As Microsoft Corp.’s high-tech School of the Future opens its doors to an inaugural class of students this fall in Philadelphia, company officials have released a freely accessible online resource designed to help educational leaders there–and elsewhere–tap the right personnel to fill key jobs.

Dubbed the “Education Competency Wheel,” the resource–already being used by educators in Philadelphia–is the first of many “best practice”-type solutions that will be rolled out to schools nationwide as a result of the software maker’s $63 million collaboration with the nation’s seventh-largest public school system, administrators say. First used by Microsoft as a tool for aiding in the global hiring process, the Competency Wheel consists of layers of skill-sets and personality characteristics–attributes its designers say represent the talents necessary to help school districts achieve success in the 21st century.

Six core “success factors” make up the wheel’s hub. These are Individual Excellence, Organizational Skills, Courage, Results, Strategic Skills, and Operating Skills. From the hub there extend a series of spokes depicting 37 specific competencies deemed essential for success by school district leaders, Microsoft executives, parents, teachers, and other stakeholders consulted during the project. For example, the section dedicated to Individual Excellence includes 11 “competency areas,” including Interpersonal Skills, Motivating Others, Building Effective Teams, Valuing Diversity, and Learning. In conjunction with these attributes, the wheel features brief descriptions of each quality, meant to help human-resource managers and administrators predict a job candidate’s proficiency in a given competency area. The wheel also provides other resources, including sample interview questions and suggestions for helping candidates nurture particular skill-sets.

According to Mary Cullinane, group manager for Microsoft’s U.S. Partners in Learning Program and a corporate leader of the School of the Future project, the wheel encourages employers to think about the jobs they are trying to fill in the context of real-world scenarios, as opposed to a series of hypothetical and sometimes meaningless questions.

The Competency Wheel “creates an outline that allows you to be really reflective from a skill-set perspective … about where you need to go,” said Cullinane, a former teacher. The version of the wheel used in Philadelphia and now available to all schools online was developed in partnership with Lominger Limited Inc., a Minneapolis-based consulting and leadership firm that collaborated with district stakeholders to identify the competencies and attributes featured as part of the resource. Microsoft says the project represents just one of the many ways public-private partnerships can be used to aid public education.

According to Tomas Hanna, senior vice president for the School District of Philadelphia’s Office of Human Resources, the resource already is being used to identify candidates for leadership positions throughout the district.

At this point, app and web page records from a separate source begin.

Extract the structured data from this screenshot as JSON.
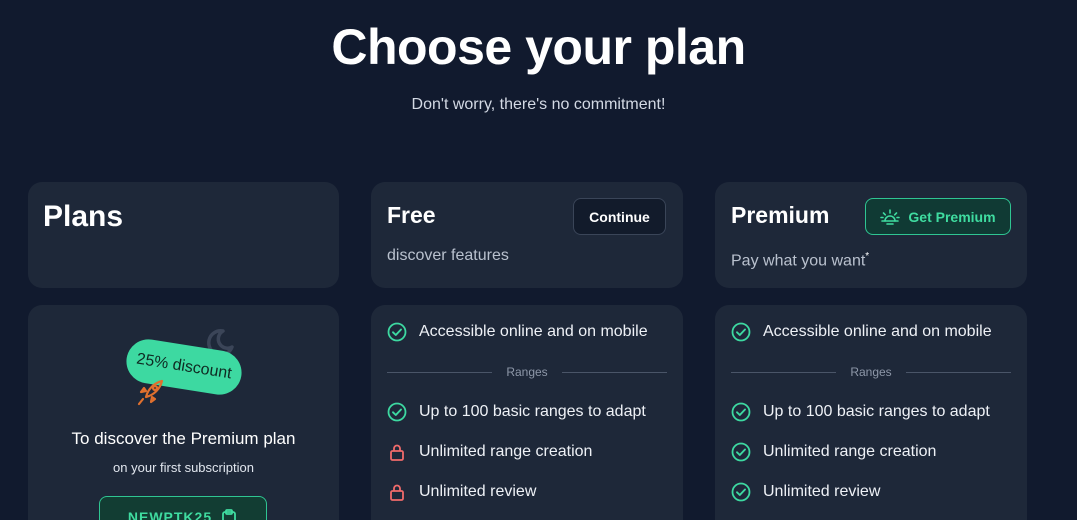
{
  "header": {
    "title": "Choose your plan",
    "subtitle": "Don't worry, there's no commitment!"
  },
  "plans_card": {
    "title": "Plans"
  },
  "free": {
    "name": "Free",
    "description": "discover features",
    "button_label": "Continue",
    "features_top": [
      {
        "label": "Accessible online and on mobile",
        "status": "included"
      }
    ],
    "divider_label": "Ranges",
    "features_ranges": [
      {
        "label": "Up to 100 basic ranges to adapt",
        "status": "included"
      },
      {
        "label": "Unlimited range creation",
        "status": "locked"
      },
      {
        "label": "Unlimited review",
        "status": "locked"
      }
    ]
  },
  "premium": {
    "name": "Premium",
    "description": "Pay what you want",
    "description_mark": "*",
    "button_label": "Get Premium",
    "button_icon": "sun-icon",
    "features_top": [
      {
        "label": "Accessible online and on mobile",
        "status": "included"
      }
    ],
    "divider_label": "Ranges",
    "features_ranges": [
      {
        "label": "Up to 100 basic ranges to adapt",
        "status": "included"
      },
      {
        "label": "Unlimited range creation",
        "status": "included"
      },
      {
        "label": "Unlimited review",
        "status": "included"
      }
    ]
  },
  "promo": {
    "badge": "25% discount",
    "title": "To discover the Premium plan",
    "subtitle": "on your first subscription",
    "code": "NEWPTK25",
    "code_icon": "clipboard-icon"
  },
  "colors": {
    "background": "#111a2e",
    "card": "#1e2839",
    "accent": "#3dd9a1",
    "locked": "#f06b6b"
  }
}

By encouraging job applicants to discuss their past successes as part of the interview process, Hanna says, the Competency Wheel represents “a good predicator of future success.”

Whether identifying candidates for district-level leadership roles, placing principals, or hiring new teachers to staff classrooms, he said, the idea is to “put the right people in the right places” to promote the district’s ultimate goal of boosting student achievement.

Though it’s unlikely any single administrator or district-level employee would embody all 37 of the competencies identified on the wheel, Hanna said, the key is to identify particular skills in certain individuals and to combine those skills so that the district, from top to bottom, encompasses the broadest representation of talent possible.

By making the wheel and its associated resources available free of charge via the internet, Cullinane said she hopes districts nationwide will adopt the tool as a means of guiding certain hiring and personnel decisions.

Philadelphia’s School of the Future is slated to open on Sept. 7.